Varying subjects offered
Mhlume offers a number of subjects that learners have to choose from. Those at junior secondary are expected to take English Language, Mathematics, Integrated Science, siSwati, English Literature, Geography and Agriculture.
They get the opportunity of choosing between Metalwork, Woodwork and Graphics.
Those doing Technical Drawing have to choose between Systems Control. Home Economics includes Food and Nutrition as well as Fashion and Fabrics.
History, Accounts, Business Studies, Religious Education and Information Technology also form part of the subjects done by the learners at this level.
Those doing the IGSCE (International General Certificate of Secondary Education) in Form Four and Five are compelled to do English, siSwati, Maths and Physical Science.
They have to choose between Food and Nutrition or Science. They have to choose between Agriculture and Business Studies or Religious Studies.
There are also those that have to choose between Business Studies and Accounting. Biology alternates with Geography. Geography can also be sacrificed for Literature and can be replaced by History. Geography can at times be substituted with Biology. Food and Nutrition is a stand-alone subject to those who choose to do the subject. Geography alternates with Accounting. Agriculture is a subject that can be a stand-alone subject.
Design and Technology is a subject that can be done on its own. Information Technology is done by all learners at the school.
For a long time now Mhlume has consistently attained not less than 97 % in all external examinations.
The principal said despite the RSSC (Royal Swaziland Sugar Company) mass retrenchments at the turn of the millennium, the school was not affected. A number of then RSSC employees left but they left their children in the company houses.
Ex-teachers include country’s heavyweights, politicians
Former teachers at the school include Nkomeni Ntiwane, Goodman Kunene, Albert Heshane Shabangu (late former DPM) and Ministry of Education PS, Patrick Muir, just to name a few.
The country’s economic slump saw the school’s fortunes change.

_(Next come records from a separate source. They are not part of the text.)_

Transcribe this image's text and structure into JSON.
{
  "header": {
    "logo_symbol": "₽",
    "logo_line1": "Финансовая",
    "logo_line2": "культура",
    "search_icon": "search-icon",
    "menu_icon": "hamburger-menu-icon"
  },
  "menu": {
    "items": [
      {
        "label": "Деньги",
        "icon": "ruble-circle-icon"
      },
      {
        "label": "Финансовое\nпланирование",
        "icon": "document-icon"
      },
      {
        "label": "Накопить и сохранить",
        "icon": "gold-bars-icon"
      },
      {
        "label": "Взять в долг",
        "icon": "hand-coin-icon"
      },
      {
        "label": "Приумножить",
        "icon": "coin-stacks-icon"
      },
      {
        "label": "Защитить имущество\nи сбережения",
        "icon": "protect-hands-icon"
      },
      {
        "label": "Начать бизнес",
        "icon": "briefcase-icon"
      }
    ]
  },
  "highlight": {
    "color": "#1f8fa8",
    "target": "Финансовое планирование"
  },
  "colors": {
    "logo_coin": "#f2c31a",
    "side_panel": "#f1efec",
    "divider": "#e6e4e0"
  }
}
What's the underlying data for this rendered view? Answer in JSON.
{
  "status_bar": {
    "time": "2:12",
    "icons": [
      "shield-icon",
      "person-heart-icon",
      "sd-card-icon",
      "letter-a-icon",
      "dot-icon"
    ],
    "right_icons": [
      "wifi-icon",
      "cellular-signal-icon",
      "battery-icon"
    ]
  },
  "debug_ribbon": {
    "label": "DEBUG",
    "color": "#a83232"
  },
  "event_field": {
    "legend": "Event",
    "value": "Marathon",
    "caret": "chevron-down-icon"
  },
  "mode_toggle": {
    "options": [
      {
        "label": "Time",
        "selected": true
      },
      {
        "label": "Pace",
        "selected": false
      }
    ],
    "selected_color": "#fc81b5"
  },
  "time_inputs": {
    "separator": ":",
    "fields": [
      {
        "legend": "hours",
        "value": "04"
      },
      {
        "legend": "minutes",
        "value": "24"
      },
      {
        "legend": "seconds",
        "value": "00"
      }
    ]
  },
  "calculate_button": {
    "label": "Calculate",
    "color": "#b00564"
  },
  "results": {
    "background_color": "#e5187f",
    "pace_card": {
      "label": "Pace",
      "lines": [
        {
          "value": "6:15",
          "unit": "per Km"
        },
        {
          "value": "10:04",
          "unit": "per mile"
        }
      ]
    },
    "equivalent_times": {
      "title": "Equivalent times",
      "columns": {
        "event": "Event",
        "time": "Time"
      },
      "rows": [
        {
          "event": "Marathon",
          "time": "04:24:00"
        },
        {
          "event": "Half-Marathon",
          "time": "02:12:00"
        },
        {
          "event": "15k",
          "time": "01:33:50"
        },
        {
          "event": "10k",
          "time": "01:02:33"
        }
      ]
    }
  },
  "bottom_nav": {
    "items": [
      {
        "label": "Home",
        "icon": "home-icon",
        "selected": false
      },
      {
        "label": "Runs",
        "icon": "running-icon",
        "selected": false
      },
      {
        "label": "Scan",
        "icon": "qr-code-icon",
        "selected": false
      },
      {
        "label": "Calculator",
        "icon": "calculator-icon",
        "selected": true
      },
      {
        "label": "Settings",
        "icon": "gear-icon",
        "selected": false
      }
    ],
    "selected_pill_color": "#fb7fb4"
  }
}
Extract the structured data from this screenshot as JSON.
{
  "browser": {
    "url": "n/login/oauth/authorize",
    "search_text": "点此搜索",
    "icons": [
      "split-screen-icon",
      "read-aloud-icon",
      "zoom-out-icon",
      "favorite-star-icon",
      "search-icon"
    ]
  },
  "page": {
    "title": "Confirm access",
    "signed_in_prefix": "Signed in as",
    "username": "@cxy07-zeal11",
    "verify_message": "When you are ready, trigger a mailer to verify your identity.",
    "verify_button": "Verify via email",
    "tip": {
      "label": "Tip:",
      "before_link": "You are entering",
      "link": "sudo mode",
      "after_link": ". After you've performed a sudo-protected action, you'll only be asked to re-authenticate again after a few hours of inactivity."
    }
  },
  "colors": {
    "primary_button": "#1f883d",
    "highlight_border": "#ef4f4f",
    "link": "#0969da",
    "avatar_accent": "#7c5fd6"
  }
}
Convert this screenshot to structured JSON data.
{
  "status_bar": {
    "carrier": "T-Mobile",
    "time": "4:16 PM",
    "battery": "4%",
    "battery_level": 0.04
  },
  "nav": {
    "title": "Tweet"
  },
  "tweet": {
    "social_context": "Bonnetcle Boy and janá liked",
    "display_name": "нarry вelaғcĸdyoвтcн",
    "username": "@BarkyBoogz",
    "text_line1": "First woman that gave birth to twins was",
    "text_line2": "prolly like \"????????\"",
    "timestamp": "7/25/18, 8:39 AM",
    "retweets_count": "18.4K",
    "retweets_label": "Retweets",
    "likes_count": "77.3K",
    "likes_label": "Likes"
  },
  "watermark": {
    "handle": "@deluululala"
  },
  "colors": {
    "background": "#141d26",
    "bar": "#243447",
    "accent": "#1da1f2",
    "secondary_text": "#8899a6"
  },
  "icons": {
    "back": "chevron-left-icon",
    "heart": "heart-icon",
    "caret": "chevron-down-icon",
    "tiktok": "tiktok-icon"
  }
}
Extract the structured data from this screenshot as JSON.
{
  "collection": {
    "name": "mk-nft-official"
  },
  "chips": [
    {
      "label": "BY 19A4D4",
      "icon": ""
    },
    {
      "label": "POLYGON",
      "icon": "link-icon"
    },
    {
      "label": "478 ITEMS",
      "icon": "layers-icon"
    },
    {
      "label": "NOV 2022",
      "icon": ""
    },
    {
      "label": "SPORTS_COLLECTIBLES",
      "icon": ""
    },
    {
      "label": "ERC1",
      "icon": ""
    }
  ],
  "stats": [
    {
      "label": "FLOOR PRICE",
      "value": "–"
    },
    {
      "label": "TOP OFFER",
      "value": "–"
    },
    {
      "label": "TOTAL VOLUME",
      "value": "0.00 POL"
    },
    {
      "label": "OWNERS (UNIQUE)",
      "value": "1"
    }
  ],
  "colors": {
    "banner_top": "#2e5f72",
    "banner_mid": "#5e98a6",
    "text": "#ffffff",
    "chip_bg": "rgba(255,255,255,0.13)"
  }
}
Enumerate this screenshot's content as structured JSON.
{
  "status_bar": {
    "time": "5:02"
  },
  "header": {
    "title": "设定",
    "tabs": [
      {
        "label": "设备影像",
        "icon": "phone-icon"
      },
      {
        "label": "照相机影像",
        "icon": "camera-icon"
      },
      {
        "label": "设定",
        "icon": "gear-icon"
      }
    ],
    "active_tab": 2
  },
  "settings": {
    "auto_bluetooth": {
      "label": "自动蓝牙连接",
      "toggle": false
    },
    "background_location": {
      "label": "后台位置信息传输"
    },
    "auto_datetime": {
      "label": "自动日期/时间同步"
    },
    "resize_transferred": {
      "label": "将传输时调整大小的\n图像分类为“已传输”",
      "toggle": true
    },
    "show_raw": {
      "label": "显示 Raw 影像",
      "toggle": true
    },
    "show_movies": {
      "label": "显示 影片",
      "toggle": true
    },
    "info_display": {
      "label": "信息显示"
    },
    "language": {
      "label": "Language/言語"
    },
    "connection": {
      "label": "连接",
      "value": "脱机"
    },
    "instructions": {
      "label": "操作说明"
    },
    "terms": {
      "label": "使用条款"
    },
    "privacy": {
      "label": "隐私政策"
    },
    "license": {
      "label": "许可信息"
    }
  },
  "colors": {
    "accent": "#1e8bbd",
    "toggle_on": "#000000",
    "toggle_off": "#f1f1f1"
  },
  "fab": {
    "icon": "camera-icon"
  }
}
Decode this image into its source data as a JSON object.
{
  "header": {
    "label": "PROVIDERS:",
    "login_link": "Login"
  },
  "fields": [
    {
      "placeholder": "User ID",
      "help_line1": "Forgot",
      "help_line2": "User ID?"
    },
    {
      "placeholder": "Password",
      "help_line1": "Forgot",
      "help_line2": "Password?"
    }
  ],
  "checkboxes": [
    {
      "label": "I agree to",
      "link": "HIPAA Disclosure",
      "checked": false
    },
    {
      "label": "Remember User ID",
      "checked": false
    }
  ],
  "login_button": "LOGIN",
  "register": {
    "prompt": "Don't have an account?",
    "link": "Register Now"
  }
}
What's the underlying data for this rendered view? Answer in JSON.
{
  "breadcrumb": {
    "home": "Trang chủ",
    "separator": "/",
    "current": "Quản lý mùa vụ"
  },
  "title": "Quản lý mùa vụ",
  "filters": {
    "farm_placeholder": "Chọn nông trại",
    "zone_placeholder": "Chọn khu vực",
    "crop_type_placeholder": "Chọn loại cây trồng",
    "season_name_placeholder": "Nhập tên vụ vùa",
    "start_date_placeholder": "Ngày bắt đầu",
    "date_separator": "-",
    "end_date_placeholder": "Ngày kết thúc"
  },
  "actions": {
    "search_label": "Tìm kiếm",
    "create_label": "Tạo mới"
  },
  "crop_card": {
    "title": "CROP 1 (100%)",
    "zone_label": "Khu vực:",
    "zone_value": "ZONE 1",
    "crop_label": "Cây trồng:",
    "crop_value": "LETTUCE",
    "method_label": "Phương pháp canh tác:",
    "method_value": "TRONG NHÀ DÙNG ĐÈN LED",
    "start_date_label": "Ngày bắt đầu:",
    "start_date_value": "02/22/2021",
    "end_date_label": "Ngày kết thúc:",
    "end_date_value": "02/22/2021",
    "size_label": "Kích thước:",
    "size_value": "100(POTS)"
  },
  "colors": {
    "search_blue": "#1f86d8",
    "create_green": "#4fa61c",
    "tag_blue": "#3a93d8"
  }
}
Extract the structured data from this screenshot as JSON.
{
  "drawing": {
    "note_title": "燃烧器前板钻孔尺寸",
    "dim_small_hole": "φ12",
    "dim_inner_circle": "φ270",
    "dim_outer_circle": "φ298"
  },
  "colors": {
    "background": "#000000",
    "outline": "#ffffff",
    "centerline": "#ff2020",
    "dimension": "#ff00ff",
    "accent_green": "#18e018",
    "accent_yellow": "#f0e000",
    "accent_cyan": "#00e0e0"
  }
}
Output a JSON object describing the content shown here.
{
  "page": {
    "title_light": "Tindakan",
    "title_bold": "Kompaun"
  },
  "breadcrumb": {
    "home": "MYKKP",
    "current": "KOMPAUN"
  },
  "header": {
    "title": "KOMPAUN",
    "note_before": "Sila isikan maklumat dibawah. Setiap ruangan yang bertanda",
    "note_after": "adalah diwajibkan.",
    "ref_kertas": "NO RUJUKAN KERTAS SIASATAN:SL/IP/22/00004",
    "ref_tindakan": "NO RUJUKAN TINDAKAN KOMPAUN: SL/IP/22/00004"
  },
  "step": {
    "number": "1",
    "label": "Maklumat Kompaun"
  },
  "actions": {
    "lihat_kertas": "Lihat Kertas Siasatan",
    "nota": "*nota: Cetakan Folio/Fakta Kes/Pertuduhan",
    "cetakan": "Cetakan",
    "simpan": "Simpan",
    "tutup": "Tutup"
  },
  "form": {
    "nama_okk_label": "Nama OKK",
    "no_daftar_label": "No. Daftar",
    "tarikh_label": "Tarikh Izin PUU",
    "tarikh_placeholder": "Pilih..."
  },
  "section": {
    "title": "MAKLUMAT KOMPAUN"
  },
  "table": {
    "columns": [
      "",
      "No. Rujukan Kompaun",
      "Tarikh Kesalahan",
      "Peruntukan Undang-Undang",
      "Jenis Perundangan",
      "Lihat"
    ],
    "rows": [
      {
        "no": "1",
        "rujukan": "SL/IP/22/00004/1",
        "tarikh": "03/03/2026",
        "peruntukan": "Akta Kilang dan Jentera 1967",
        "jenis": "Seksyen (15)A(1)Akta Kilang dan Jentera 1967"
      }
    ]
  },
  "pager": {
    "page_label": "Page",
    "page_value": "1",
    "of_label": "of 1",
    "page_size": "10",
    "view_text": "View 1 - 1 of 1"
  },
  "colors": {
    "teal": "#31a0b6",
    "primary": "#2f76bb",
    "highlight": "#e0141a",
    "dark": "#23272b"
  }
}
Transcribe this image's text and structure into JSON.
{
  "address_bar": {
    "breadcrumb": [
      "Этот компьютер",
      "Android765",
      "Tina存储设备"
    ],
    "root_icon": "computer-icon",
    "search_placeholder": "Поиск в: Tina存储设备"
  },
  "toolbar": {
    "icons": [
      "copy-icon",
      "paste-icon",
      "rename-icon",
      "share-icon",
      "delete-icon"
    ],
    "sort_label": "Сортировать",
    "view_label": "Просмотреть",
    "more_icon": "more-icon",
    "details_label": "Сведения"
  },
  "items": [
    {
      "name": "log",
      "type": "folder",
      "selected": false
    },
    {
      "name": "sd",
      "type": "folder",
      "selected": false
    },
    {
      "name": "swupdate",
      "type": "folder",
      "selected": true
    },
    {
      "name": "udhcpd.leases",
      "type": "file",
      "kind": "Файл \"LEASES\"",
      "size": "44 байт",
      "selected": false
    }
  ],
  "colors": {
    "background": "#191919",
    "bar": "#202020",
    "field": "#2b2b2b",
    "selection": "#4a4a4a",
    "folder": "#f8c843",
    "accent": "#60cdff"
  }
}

The company cancelled incentives provided to excelling teachers. Instead of the usual 13th cheque, teachers who stood out were now given 25kg bags of sugar. Years later, the company decided to do away with the incentives.
Lukhele said the school’s success was now based on hard work and dedication and that has led to everyone putting an extra effort in order to make sure that the school remains at the top. “Our school is known the whole country that we are not taking chances. Everything that we do is driven by passion. The way the school has been performing has seen the school attracting learners as far as Sihhoye, Nkambeni, Shewula just to name a few.
The economic slump has seen the Swaziland government bouncing back and the school was now getting support from the government. The company continues to assist the school in other areas.
She said teachers at the school were getting discounted rates when renting company houses. Lukhele said the company was also assisting the school with other needs and her school was grateful for that. The school has 680 learners and these pupils are taught by 36 teachers who all at the school’s premises.
Ex-pupils are high profile personalities
One of the high profile former pupils of the school are Patrick Myeni who is General Manager is one of the senior managers at Mhlume.
There is Shares Manana another senior official at the Royal Swaziland Sugar Company (RSSC), Goodman Kunene former Education PS and now Chairman of Scholarship Selection Board, Dr Sazile Ndlangamandla, Dr Dumsile Mabundza, a doctor at the Mbabane Government Hospital, Dr Mavundla – based at the RFM, Ian Thwala a businessman of note, Ricardo Kruger – Swaziland Revenue Authority (SRA) Information Officer, SRIC GM Robert Zombodze Magagula, Naphtali Gumbi, Mandla Chauke a senior manager at RSSC, Joseph Zitha, businessman based in the Republic of South Africa and Dr Sihle Zwane, a lecturer at the University of Swaziland.
Other former pupils of the school are Sandile Dlamini and Sabelo Ndzinisa, both employees of the Swazi Observer.